Cllr Power, citing the council’s previous statement that no such facility was planned for Fair Street, continued: “I am sure a skilled architect worth his salt would be well qualified to squeeze in the adequate space required to get this done. The cost of the bells and whistles to make up a changing room toilet facility would cost in the region of €15,000.
“Perhaps, the Council would re-consider the proposal, and include such a necessity in the Fair Street development and demonstrate leadership that this Council continues to commit to improving the quality of life for all citizens in this county regardless of ability or disability.
“Unfortunately, unless building regulations are changed in this country, new public building developments will, apart from standard disabled toilets, will not be obliged to install Changing Places toilet facilities.”
The motion was supported by three of Cllr Power’s Independent colleagues.

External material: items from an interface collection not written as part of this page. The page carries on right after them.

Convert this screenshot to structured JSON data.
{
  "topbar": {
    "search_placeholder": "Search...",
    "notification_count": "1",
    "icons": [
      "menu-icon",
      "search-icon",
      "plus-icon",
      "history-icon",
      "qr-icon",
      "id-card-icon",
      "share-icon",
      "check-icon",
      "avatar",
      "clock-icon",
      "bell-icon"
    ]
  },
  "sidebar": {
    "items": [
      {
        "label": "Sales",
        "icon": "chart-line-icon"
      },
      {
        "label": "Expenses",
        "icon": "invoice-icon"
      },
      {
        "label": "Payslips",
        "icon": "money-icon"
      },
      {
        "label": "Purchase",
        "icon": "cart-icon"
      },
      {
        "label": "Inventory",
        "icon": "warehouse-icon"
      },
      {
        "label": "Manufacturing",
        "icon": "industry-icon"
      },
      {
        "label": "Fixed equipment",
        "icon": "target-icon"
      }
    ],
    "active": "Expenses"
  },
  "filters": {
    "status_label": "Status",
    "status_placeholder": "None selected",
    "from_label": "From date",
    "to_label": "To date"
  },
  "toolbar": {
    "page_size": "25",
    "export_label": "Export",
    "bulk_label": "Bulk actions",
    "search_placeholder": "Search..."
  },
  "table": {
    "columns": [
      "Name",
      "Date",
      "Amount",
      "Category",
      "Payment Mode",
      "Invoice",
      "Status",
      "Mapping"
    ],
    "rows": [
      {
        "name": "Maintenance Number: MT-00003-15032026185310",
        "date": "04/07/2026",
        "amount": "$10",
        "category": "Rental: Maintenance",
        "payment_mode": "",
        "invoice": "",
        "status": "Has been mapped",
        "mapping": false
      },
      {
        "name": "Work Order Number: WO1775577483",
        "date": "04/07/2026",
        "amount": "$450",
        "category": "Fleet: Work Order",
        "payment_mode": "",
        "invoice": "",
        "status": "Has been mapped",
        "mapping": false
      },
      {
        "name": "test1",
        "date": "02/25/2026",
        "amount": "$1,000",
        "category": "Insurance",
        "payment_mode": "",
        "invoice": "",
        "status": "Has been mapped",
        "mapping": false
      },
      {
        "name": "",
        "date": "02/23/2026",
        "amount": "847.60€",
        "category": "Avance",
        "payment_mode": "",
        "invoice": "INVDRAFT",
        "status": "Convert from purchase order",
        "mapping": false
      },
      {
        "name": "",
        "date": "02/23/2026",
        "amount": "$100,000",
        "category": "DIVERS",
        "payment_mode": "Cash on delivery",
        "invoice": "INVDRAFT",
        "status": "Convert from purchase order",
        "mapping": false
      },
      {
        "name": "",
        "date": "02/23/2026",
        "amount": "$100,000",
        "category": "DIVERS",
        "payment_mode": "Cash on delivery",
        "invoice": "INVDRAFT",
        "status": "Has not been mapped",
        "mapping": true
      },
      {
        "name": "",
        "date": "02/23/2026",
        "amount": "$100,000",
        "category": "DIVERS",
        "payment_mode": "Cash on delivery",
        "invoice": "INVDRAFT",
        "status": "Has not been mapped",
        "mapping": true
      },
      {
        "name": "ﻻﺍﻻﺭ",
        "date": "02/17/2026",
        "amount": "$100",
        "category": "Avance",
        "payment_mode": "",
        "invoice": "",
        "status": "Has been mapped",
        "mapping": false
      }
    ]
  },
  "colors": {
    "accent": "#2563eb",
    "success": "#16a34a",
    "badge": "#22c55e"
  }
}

Cllr Yore described people with severe disabilities having to go without requisite toilet facilities as “inhumane” while Cllr Conlon said it was “not before time” such a facility was made available.”
“It is absolutely ridiculous that we even have to bring these motions to the council,” Cllr Yore continued.
Last month, a brand new, fully accessible toilet and changing facility has was opened at Dundalk Institute of Technology, following a campaign by a student who lives with cerebral palsy who needed an adapted bathroom to meet his needs. Conor Byrne, from Clogherhead, who studies English and Politics is a wheelchair user who requires special assistance to use toilet facilities.
Throughout the 2019/20 academic year, he was forced to use facilities in the neighbouring O’Fiach College – despite the college telling him a dedicated bathroom would be constructed on site by Halloween last year.
Drogheda-based Cllr McQuillan said the local authority cannot rely on the private sector to provide such facilities.
“Individuals that require the use of changing places facilities should have access to them. This is a modern society and we should be providing for the most vulnerable members of our communities. We are supposed to be an inclusive society and if we are we should not be relying on the private sector to do the public sectors job.
“We, as a council should be providing these facilities for our citizens. The current standard of disabled toilets do not meet the needs of all people with disabilities. A changing places facility would ensure that those with specific needs are not excluded in participating in social, cultural and economic activities,” he said.